Hungary Refuses to Take 5,000 Migrants From Sweden

Minister for Justice and Migration Morgan Johansson speaks during a press conference at the Swedish government headquarters in Stockholm, Sweden, November 5, 2015. Johansson said durthat Sweden can no longer guarantee accommodation for refugees seeking asylum in Sweden. AFP PHOTO / TT NEWS AGENCY / JESSICA GOW +++ SWEDEN OUT …

Hungary has refused a request by the Swedish government to take in 5,000 asylum seekers, and the Swedes want to take the matter to court.

The Hungarian government has long held a position against the redistribution of migrants from other European countries going as far as holding a referendum on the subject last October. But Sweden is insisting that under European Union (EU) Dublin agreement rules, the migrants should be returned to the Central European country where they first registered, Svenska Dagbladet reports.

Swedish Immigration and Justice Minister Morgan Johansson met with EU migration and asylum Commissioner Dimitris Avramopoulos in Brussels Monday to discuss the issue. After the meeting, Mr. Johansson said: “It is the Commission’s responsibility to ensure that contracts are kept, and this is our opinion that Hungary did not follow the Dublin rules.”

“We have almost 5,000 cases where people are registered as asylum seekers in Hungary, but Hungary does not receive them when we send them back,” he added, claiming the EU Commission had a “duty” to open a case against Hungary for infringement of the Dublin agreement.

The case is not the first time a country has tried to send back migrants who registered in Hungary. In September last year, the Austrian government attempted to return migrants but were refused at the Hungarian border.

Austrian Interior Minister Wolfgang Sobotka commented at the time saying: “The European Union is in charge of … Dublin and states or groups of states that permanently break the law have to expect legal consequences.”

According to the Dublin agreement, asylum seekers are supposed to stay in the country where they first applied for asylum. During the height of the migrant crisis in 2015, the majority of migrants who had registered in Greece or Hungary left both countries to travel to Germany and Sweden which provide robust welfare programmes and have more successful economies.

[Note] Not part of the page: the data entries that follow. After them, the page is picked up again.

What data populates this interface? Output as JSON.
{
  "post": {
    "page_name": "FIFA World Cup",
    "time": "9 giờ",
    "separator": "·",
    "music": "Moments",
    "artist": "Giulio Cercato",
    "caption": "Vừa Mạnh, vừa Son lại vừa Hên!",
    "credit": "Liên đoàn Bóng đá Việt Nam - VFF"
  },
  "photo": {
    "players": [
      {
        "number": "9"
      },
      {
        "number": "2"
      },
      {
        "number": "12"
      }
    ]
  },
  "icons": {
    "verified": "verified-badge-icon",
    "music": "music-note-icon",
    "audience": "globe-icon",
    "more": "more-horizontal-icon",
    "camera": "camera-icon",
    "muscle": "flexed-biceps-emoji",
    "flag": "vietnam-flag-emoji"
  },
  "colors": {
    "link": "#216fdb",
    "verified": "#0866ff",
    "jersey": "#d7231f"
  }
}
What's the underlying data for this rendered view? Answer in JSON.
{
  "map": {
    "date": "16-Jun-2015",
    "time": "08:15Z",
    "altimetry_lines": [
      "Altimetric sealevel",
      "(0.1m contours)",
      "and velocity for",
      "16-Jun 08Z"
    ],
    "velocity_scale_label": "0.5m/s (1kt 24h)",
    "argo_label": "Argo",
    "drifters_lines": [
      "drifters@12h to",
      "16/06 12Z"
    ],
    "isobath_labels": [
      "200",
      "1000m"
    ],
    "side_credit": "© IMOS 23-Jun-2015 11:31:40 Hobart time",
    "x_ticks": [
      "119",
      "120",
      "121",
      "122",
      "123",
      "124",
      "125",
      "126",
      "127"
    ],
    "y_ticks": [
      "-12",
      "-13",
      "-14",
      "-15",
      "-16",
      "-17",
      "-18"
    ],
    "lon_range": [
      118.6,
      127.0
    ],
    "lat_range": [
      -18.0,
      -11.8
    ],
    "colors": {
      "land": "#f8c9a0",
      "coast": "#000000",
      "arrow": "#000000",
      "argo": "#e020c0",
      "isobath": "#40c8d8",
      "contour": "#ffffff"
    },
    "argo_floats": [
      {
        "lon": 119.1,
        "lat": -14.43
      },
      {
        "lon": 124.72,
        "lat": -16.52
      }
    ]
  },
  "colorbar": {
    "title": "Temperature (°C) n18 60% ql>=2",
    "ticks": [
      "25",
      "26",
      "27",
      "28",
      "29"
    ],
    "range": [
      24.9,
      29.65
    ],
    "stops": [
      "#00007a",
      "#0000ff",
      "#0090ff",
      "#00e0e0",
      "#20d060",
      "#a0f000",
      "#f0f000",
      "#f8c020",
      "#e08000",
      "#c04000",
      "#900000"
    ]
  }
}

Greece has also found itself in a similar position to Hungary with Germany announcing several months ago that it would seek to send migrants back to Greece starting in March.  The Greek government has already complained that they cannot handle the migrants already in the country and are seeking help from the bloc.

The recent diplomatic row with Turkey could exacerbate issues in Greece following Turkish President Recep Tayyip Erdoğan asserting the migrant deal between his country and the EU was over, and the political bloc could “forget about” it.

 Follow Chris Tomlinson on Twitter at @TomlinsonCJ or email at


Please let us know if you're having issues with commenting.